Rick and Susan Goodgame served as International Mission Board missionaries in Uganda during the 1980s — when HIV/AIDS first appeared. The missionary doctor was among the first to study the mysterious disease from an African clinic. Recently the Texas couple jumped at an opportunity to return to Uganda for six months, filling in for a missionary physician and his family who were going on stateside assignment.

“I remember when we first started seeing this new disease around 1981. It involved profound diarrhea, weight loss and a skin rash,” Rick Goodgame recalls. “I presented a series of these cases at a conference and asked what it was. People concluded it was severe tuberculosis, pancreatic insufficiency, cancer and malaria.”
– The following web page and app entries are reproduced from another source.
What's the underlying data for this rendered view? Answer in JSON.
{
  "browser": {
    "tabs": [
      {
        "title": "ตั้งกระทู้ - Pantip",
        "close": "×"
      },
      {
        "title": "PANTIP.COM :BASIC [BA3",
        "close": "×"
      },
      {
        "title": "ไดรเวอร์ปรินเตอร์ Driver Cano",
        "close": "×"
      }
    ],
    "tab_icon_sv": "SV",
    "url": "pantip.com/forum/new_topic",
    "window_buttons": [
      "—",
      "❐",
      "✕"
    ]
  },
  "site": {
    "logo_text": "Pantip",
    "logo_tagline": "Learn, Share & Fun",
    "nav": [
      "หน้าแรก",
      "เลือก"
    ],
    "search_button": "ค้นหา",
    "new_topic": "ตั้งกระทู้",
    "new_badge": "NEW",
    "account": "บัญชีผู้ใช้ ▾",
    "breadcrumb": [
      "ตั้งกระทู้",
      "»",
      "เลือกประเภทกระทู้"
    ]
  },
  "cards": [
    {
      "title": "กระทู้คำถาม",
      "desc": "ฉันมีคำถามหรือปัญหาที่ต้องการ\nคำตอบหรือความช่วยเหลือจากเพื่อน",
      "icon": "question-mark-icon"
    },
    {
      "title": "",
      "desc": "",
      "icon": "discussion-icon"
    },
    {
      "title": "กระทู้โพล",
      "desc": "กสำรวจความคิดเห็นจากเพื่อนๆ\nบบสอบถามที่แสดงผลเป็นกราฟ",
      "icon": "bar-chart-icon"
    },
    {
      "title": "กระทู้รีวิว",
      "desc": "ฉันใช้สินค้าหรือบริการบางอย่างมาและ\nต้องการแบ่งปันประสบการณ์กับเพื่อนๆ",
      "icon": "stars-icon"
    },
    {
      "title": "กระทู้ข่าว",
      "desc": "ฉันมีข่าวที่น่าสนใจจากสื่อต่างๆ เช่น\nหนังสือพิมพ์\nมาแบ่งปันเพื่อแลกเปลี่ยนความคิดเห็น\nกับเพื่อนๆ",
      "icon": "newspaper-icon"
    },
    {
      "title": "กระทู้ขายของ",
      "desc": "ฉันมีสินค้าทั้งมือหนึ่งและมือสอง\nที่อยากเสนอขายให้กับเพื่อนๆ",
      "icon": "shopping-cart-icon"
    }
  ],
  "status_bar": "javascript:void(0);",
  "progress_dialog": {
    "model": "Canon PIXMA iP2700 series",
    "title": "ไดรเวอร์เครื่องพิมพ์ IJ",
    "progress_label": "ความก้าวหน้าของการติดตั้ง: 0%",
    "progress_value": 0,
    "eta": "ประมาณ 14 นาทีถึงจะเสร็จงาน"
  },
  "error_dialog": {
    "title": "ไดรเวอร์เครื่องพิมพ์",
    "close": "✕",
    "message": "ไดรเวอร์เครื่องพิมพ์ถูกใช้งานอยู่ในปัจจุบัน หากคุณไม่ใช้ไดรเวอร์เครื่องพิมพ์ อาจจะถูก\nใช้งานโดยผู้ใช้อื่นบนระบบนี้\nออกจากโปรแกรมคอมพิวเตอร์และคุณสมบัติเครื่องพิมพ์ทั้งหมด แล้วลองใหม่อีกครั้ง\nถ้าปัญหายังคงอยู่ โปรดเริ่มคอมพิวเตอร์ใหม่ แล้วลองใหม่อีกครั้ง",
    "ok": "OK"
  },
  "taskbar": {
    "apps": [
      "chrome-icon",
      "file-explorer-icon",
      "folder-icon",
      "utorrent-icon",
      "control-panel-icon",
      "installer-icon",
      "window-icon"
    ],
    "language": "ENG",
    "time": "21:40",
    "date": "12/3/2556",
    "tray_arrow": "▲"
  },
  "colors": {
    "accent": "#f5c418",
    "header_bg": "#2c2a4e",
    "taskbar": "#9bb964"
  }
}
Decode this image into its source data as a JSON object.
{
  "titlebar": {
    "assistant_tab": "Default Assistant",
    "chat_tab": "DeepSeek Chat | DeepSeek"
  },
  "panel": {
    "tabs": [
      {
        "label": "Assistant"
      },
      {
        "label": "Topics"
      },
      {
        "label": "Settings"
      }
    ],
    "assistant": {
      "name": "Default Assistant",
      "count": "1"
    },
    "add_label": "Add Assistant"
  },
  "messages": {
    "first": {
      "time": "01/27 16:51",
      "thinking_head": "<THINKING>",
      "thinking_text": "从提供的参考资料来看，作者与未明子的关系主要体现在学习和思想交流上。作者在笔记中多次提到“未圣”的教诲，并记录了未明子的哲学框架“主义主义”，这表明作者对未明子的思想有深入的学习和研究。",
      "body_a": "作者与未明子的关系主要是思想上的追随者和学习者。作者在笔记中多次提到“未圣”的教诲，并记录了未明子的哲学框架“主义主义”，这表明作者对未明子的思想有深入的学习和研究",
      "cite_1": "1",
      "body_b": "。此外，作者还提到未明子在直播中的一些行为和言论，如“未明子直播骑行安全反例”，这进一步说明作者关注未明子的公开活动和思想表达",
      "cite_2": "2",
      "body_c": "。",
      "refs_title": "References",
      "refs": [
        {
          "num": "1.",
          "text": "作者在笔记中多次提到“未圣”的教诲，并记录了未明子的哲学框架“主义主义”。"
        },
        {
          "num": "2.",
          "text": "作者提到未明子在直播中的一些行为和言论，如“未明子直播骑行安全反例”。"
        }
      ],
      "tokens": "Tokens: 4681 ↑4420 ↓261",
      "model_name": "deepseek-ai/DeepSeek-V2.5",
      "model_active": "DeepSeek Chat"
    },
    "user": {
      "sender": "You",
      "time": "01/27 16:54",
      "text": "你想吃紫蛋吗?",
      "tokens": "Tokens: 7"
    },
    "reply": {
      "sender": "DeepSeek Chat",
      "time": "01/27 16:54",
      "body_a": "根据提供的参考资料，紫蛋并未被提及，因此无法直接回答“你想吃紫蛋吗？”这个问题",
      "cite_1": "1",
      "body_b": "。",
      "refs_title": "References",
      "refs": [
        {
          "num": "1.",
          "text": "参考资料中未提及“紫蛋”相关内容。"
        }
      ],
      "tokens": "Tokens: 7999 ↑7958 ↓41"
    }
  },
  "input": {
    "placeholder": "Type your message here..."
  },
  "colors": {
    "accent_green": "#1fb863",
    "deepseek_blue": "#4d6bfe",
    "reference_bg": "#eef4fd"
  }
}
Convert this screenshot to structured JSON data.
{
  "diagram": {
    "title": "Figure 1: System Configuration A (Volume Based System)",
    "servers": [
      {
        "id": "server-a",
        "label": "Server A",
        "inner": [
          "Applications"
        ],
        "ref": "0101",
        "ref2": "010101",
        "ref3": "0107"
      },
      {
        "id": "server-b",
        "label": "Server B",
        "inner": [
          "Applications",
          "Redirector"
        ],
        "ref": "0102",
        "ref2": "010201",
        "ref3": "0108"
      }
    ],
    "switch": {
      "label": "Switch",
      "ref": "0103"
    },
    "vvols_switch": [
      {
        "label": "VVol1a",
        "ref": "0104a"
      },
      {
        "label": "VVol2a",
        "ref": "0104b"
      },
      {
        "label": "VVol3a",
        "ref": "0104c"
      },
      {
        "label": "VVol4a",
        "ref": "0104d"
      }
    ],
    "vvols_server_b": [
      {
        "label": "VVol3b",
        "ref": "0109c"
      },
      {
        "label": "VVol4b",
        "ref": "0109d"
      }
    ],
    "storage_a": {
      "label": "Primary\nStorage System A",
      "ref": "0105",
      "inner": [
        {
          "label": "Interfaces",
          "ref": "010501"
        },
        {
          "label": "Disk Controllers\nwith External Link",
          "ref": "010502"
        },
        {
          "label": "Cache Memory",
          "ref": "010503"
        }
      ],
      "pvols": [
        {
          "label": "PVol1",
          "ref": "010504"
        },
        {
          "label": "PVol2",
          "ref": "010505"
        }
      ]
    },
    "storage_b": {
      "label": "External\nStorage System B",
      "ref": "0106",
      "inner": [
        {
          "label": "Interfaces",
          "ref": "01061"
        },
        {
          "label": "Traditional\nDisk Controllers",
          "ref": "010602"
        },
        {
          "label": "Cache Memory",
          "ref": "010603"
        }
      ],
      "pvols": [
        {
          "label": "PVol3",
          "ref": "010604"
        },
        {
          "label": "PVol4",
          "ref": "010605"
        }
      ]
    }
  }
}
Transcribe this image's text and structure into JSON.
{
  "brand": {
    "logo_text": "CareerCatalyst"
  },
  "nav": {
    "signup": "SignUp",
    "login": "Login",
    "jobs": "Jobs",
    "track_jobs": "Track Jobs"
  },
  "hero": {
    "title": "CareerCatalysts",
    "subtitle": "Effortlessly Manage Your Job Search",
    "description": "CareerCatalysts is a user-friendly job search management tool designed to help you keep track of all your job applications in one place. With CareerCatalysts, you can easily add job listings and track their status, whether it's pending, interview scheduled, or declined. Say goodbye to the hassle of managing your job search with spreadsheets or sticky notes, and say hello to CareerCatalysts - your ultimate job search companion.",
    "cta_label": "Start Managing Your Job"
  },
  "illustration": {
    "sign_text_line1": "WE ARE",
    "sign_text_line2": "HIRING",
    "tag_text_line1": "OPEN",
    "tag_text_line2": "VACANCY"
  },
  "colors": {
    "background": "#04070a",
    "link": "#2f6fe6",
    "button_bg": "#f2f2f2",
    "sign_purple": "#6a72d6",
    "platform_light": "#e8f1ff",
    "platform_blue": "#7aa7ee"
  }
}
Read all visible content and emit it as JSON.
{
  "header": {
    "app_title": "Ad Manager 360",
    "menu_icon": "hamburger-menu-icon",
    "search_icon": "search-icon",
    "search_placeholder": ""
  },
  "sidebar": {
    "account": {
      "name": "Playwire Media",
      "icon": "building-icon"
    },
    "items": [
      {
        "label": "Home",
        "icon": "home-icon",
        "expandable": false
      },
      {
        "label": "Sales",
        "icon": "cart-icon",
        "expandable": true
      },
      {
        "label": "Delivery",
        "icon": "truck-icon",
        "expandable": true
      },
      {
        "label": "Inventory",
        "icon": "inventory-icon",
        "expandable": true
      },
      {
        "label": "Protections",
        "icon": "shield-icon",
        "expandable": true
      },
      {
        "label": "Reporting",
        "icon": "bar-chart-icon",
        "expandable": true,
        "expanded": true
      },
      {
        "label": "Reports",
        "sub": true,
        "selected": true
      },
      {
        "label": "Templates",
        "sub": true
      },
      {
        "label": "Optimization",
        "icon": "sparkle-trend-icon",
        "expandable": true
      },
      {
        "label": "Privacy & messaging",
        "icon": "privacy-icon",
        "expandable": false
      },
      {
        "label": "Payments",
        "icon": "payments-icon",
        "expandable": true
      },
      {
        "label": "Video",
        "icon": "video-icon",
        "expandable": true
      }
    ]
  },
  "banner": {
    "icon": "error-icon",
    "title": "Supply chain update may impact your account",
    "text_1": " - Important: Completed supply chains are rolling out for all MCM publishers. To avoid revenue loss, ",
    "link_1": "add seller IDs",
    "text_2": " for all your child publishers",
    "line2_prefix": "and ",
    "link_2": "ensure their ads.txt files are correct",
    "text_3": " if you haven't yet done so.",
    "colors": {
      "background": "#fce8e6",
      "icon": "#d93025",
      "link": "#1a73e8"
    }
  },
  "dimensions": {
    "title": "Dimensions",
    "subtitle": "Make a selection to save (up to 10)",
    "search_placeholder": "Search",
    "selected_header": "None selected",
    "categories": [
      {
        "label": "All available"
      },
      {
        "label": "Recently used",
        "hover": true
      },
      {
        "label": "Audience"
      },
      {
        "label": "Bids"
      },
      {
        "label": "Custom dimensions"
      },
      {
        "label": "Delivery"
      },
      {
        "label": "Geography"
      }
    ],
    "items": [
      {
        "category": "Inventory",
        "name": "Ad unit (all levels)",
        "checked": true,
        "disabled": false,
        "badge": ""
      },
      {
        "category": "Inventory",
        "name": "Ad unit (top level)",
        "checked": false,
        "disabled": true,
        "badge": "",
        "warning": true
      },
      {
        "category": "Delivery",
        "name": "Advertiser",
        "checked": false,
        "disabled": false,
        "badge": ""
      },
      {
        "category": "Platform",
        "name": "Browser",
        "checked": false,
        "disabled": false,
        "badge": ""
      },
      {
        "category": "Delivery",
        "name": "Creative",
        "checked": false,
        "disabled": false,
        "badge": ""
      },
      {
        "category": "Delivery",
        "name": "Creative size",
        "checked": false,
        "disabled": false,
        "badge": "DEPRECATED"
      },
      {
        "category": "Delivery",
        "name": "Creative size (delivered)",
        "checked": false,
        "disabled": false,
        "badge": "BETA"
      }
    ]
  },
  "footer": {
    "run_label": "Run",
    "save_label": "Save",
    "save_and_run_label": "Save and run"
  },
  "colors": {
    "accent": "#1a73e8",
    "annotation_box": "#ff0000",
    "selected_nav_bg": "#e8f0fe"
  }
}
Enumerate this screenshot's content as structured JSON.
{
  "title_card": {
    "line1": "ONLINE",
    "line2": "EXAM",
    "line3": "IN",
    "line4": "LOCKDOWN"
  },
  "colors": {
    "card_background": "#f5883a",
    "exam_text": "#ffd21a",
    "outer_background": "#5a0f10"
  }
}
By 1982, Rick became suspicious that this strange disease might be the same AIDS talked about in San Francisco and New York.

“The ‘gay’ thing threw us off until some cases were confirmed in Haiti,” he says. “By 1984, we knew what we were dealing with.”

In the ’80s no one talked about AIDS or even knew how it was contracted, the Goodgames say. Most thought it was a curse and the best way to combat it was through a variety of cures offered by witch doctors. Rick recounts how most people were angry with him for telling his patients they were HIV positive.

“Now, the stigma of HIV is not as bad, but it’s still there and oppressive,” he says. “When we started our Bible-based AIDS education effort years ago, there was a lot of ignorance. Now, education has maxed out — people know how HIV is spread and how to prevent it — yet it keeps spreading.

“It’s now a spiritual battle: How can I control my sexual behavior?”

The Baptist missionary doctors approach HIV/AIDS with a holistic view, Susan explained. The treatment at the clinic ministers to physical, emotional, social and spiritual needs. After patients are seen by the doctors, most are visited in their homes by a team of counselors. These counselors help tell other family members about the test results and answer questions related to living with HIV. They also present the Gospel and pray for patients.

“Ugandans are definitely more educated about this disease, but they are still inundated with illness, death and dying. It’s everywhere,” Susan Goodgame says. “This state of affairs does tend to make some people more open to getting right with God….”

One of the big differences between the 1980s and 2005 is the availability of drugs to treat HIV/AIDS. When Rick began working with HIV patients, there were no medicines that had been proven effective. Now, not only can medicine prolong life, but the drugs are available at a reduced rate or free for many in the developing world who are in the later stages of HIV.

“The option of antiretrovirals has changed everything,” Rick says. “People can live longer, healthy lives. Now that these drugs are free for some through the global fund and U.S. money, more will get the benefit.”

The effectiveness of these drugs, costing between $20 and $80 a month, is dramatic — especially in a developing country where most cannot afford the treatment.

“It is amazing to see the people I started on therapy just four weeks ago. They start eating and gain weight, and even the skin begins to clear up from itching and sores,” Rick Goodgame says. “It is so thrilling to be able to start people on free antiretrovirals or to tell people who have spent their last shilling and have resigned themselves to die that the free medicine has finally come.”

For some, however, the medicine arrives too late. The Goodgames say some are unbelievably sick and there is a point where they have to decide to admit them to the hospital or simply pray for comfort.

“Lord, have mercy on this household,” Susan prays as she takes the limp hand of the woman lying on the mattress and says goodbye.

As the missionary leaves the small, mud home, she glances back at the sister caring for the woman. She also is one of their patients. Susan wonders who will take care of the sister when she develops AIDS.

She also wonders if, 20 years from now, people will still be dying from AIDS.
Editors’ note: The Goodgames are members of Clear Creek Community Church in League City, Texas. For more information on AIDS and what Southern Baptists are doing overseas to help, go to http://www.imb.org and search for AIDS.